◆ **Required work**
Where in the listing does the word "value" appear? Report each line that holds it.

◆ **Material provided**
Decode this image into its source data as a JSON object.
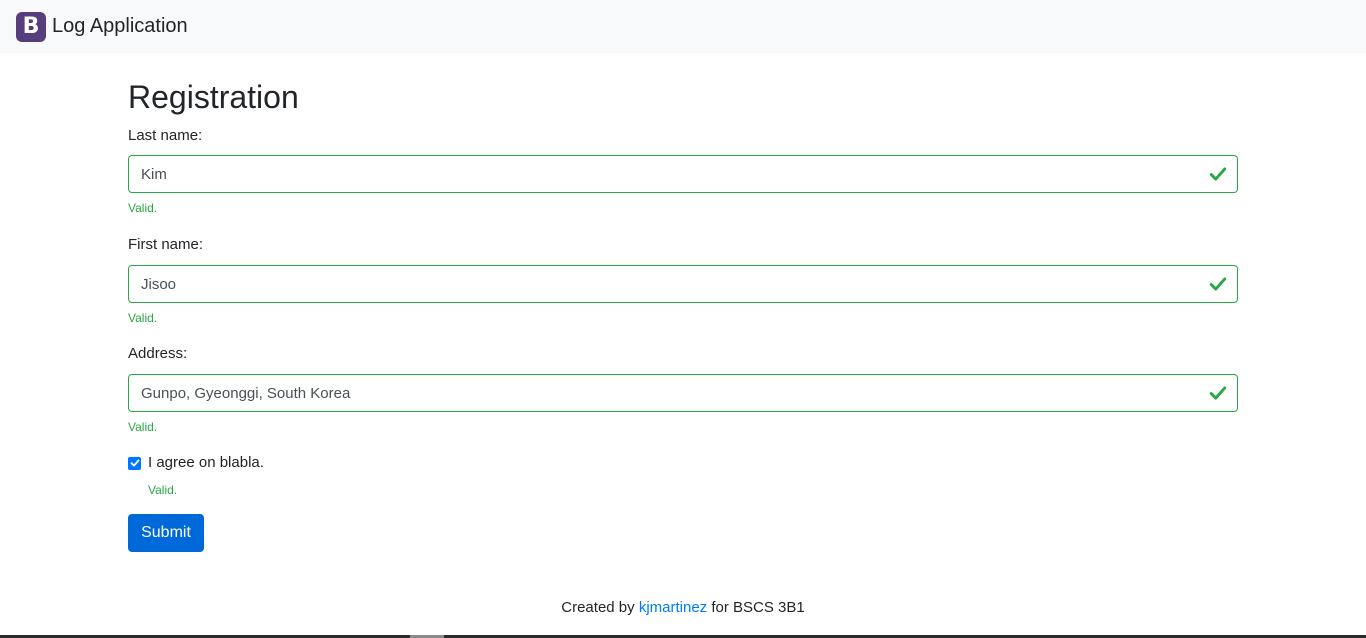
{
  "navbar": {
    "logo_letter": "B",
    "brand_color": "#563d7c",
    "title": "Log Application"
  },
  "form": {
    "title": "Registration",
    "fields": [
      {
        "label": "Last name:",
        "value": "Kim",
        "feedback": "Valid."
      },
      {
        "label": "First name:",
        "value": "Jisoo",
        "feedback": "Valid."
      },
      {
        "label": "Address:",
        "value": "Gunpo, Gyeonggi, South Korea",
        "feedback": "Valid."
      }
    ],
    "agreement": {
      "checked": true,
      "label": "I agree on blabla.",
      "feedback": "Valid."
    },
    "submit_label": "Submit",
    "valid_color": "#28a745",
    "button_color": "#0069d9"
  },
  "footer": {
    "prefix": "Created by",
    "author_link": "kjmartinez",
    "suffix": "for BSCS 3B1"
  }
}
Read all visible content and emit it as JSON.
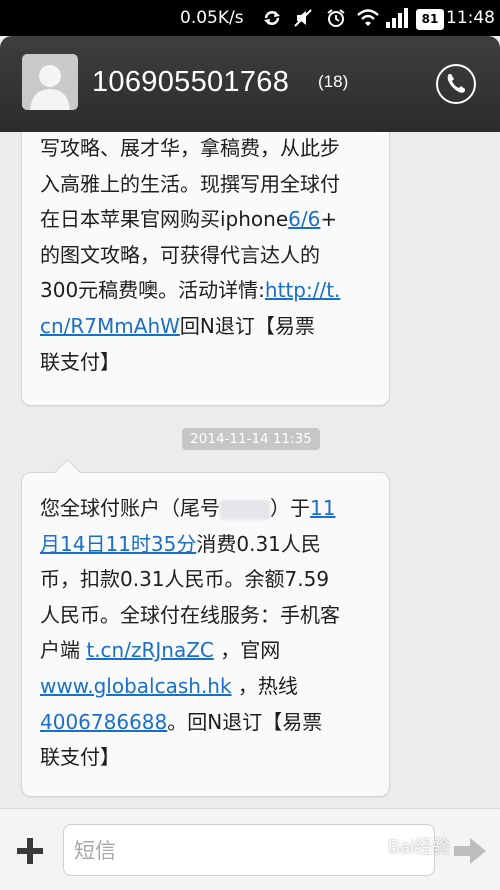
{
  "status_bar": {
    "speed": "0.05K/s",
    "battery": "81",
    "time": "11:48",
    "icons": [
      "sync-icon",
      "mute-icon",
      "alarm-icon",
      "wifi-icon",
      "signal-icon",
      "battery-icon"
    ]
  },
  "header": {
    "contact_number": "106905501768",
    "message_count": "(18)",
    "icons": [
      "avatar-icon",
      "phone-icon"
    ]
  },
  "messages": [
    {
      "lines": [
        [
          {
            "text": "写攻略、展才华，拿稿费，从此步"
          }
        ],
        [
          {
            "text": "入高雅上的生活。现撰写用全球付"
          }
        ],
        [
          {
            "text": "在日本苹果官网购买iphone"
          },
          {
            "text": "6/6",
            "link": true
          },
          {
            "text": "+"
          }
        ],
        [
          {
            "text": "的图文攻略，可获得代言达人的"
          }
        ],
        [
          {
            "text": "300元稿费噢。活动详情:"
          },
          {
            "text": "http://t.",
            "link": true
          }
        ],
        [
          {
            "text": "cn/R7MmAhW",
            "link": true
          },
          {
            "text": "回N退订【易票"
          }
        ],
        [
          {
            "text": "联支付】"
          }
        ]
      ]
    },
    {
      "timestamp": "2014-11-14 11:35",
      "lines": [
        [
          {
            "text": "您全球付账户（尾号"
          },
          {
            "masked": true
          },
          {
            "text": "）于"
          },
          {
            "text": "11",
            "link": true
          }
        ],
        [
          {
            "text": "月14日11时35分",
            "link": true
          },
          {
            "text": "消费0.31人民"
          }
        ],
        [
          {
            "text": "币，扣款0.31人民币。余额7.59"
          }
        ],
        [
          {
            "text": "人民币。全球付在线服务：手机客"
          }
        ],
        [
          {
            "text": "户端 "
          },
          {
            "text": "t.cn/zRJnaZC",
            "link": true
          },
          {
            "text": " ，官网"
          }
        ],
        [
          {
            "text": "www.globalcash.hk",
            "link": true
          },
          {
            "text": " ，热线"
          }
        ],
        [
          {
            "text": "4006786688",
            "link": true
          },
          {
            "text": "。回N退订【易票"
          }
        ],
        [
          {
            "text": "联支付】"
          }
        ]
      ]
    }
  ],
  "compose": {
    "placeholder": "短信",
    "icons": [
      "add-icon",
      "send-icon"
    ]
  },
  "watermark": "Bai经验",
  "colors": {
    "link": "#1a6fc9",
    "header_bg": "#333333",
    "bubble_bg": "#fafafa",
    "timestamp_bg": "#c6c6c6"
  }
}
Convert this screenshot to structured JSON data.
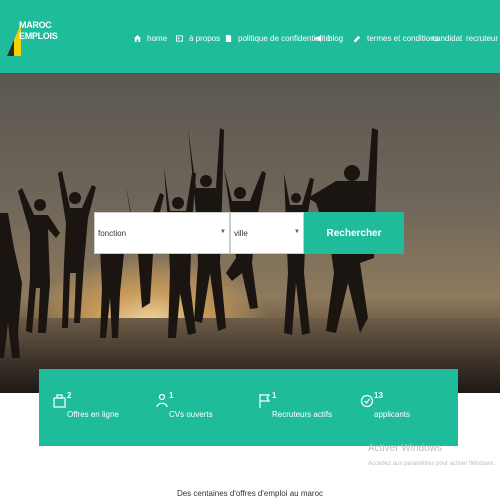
{
  "brand": {
    "line1": "MAROC",
    "line2": "EMPLOIS"
  },
  "nav": [
    {
      "label": "home",
      "icon": "home-icon"
    },
    {
      "label": "à propos",
      "icon": "id-card-icon"
    },
    {
      "label": "politique de confidentialité",
      "icon": "document-icon"
    },
    {
      "label": "blog",
      "icon": "megaphone-icon"
    },
    {
      "label": "termes et conditions",
      "icon": "edit-icon"
    },
    {
      "label": "candidat",
      "icon": ""
    },
    {
      "label": "recruteur",
      "icon": ""
    }
  ],
  "search": {
    "function_placeholder": "fonction",
    "city_placeholder": "ville",
    "button_label": "Rechercher"
  },
  "stats": [
    {
      "value": "2",
      "label": "Offres en ligne",
      "icon": "briefcase-icon"
    },
    {
      "value": "1",
      "label": "CVs ouverts",
      "icon": "users-icon"
    },
    {
      "value": "1",
      "label": "Recruteurs actifs",
      "icon": "flag-icon"
    },
    {
      "value": "13",
      "label": "applicants",
      "icon": "check-circle-icon"
    }
  ],
  "windows_watermark": {
    "title": "Activer Windows",
    "subtitle": "Accédez aux paramètres pour activer Windows."
  },
  "footer": {
    "tagline": "Des centaines d'offres d'emploi au maroc"
  },
  "colors": {
    "accent": "#1fbc9c",
    "logo_yellow": "#f2d200"
  }
}
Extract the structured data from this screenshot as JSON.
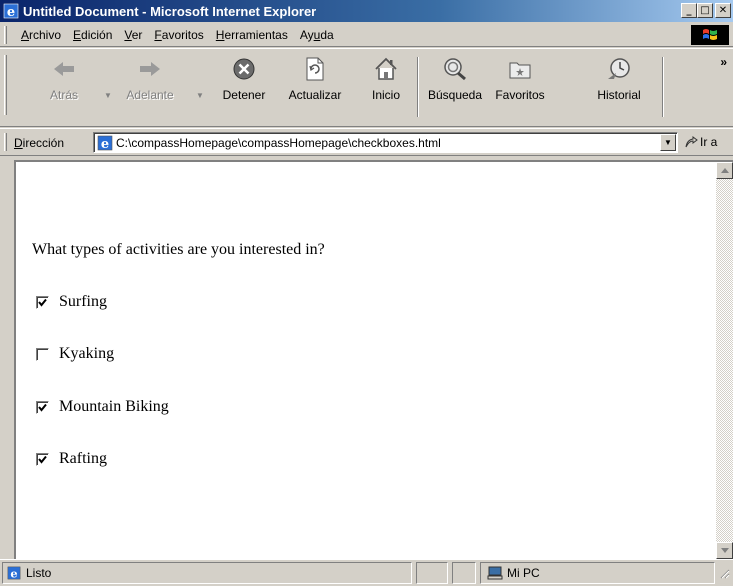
{
  "window": {
    "title": "Untitled Document - Microsoft Internet Explorer",
    "controls": {
      "minimize": "_",
      "maximize": "□",
      "close": "✕"
    }
  },
  "menu": {
    "items": [
      {
        "label": "Archivo",
        "ul": "A",
        "rest": "rchivo"
      },
      {
        "label": "Edición",
        "ul": "E",
        "rest": "dición"
      },
      {
        "label": "Ver",
        "ul": "V",
        "rest": "er"
      },
      {
        "label": "Favoritos",
        "ul": "F",
        "rest": "avoritos"
      },
      {
        "label": "Herramientas",
        "ul": "H",
        "rest": "erramientas"
      },
      {
        "label": "Ayuda",
        "pre": "Ay",
        "ul": "u",
        "rest": "da"
      }
    ]
  },
  "toolbar": {
    "back": "Atrás",
    "forward": "Adelante",
    "stop": "Detener",
    "refresh": "Actualizar",
    "home": "Inicio",
    "search": "Búsqueda",
    "favorites": "Favoritos",
    "history": "Historial",
    "more": "»"
  },
  "address": {
    "label_ul": "D",
    "label_rest": "irección",
    "value": "C:\\compassHomepage\\compassHomepage\\checkboxes.html",
    "go": "Ir a"
  },
  "page": {
    "question": "What types of activities are you interested in?",
    "options": [
      {
        "label": "Surfing",
        "checked": true
      },
      {
        "label": "Kyaking",
        "checked": false
      },
      {
        "label": "Mountain Biking",
        "checked": true
      },
      {
        "label": "Rafting",
        "checked": true
      }
    ]
  },
  "status": {
    "text": "Listo",
    "zone": "Mi PC"
  },
  "colors": {
    "titlebar_start": "#0a246a",
    "titlebar_end": "#a6caf0",
    "chrome": "#d4d0c8"
  }
}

◆ **Result of the task**
        "value": "Kim",
        "value": "Jisoo",
        "value": "Gunpo, Gyeonggi, South Korea",
      "value": "2",
      "value": "1",
      "value": "1",
      "value": "13",
    "value": "C:\\compassHomepage\\compassHomepage\\checkboxes.html",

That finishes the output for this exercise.